*YOUR ASSIGNMENT*:
Within these entries, which lines include the string "initial"? Copy each one.

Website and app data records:
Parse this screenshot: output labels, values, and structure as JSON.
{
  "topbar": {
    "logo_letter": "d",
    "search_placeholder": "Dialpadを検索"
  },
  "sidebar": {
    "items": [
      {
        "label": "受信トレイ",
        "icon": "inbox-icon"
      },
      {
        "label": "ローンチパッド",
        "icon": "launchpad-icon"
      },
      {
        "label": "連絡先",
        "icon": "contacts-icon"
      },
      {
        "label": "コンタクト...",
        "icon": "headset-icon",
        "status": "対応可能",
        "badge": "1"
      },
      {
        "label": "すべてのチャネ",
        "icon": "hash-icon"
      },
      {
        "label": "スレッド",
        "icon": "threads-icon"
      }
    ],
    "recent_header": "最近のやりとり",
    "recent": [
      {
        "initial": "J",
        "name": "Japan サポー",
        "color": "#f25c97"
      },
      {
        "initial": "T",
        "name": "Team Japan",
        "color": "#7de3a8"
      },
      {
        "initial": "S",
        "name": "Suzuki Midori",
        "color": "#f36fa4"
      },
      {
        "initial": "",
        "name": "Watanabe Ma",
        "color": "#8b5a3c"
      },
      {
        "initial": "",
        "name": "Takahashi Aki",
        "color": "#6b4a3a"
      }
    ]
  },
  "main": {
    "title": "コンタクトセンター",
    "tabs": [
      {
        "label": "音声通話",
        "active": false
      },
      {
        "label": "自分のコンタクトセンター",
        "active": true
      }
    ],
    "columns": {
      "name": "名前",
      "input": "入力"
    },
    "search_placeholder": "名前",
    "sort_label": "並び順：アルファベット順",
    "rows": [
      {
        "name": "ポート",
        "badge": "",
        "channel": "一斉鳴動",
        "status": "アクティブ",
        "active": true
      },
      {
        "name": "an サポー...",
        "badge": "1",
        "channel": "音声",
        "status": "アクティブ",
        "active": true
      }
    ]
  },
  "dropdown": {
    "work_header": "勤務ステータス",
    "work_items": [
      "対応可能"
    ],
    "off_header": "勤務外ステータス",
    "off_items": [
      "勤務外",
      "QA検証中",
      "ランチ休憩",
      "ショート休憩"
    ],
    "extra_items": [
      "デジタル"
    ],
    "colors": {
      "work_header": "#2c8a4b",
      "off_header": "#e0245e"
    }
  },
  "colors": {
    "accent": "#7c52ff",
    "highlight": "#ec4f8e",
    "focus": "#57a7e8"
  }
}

*REPLY*:
        "initial": "J",
        "initial": "T",
        "initial": "S",
        "initial": "",
        "initial": "",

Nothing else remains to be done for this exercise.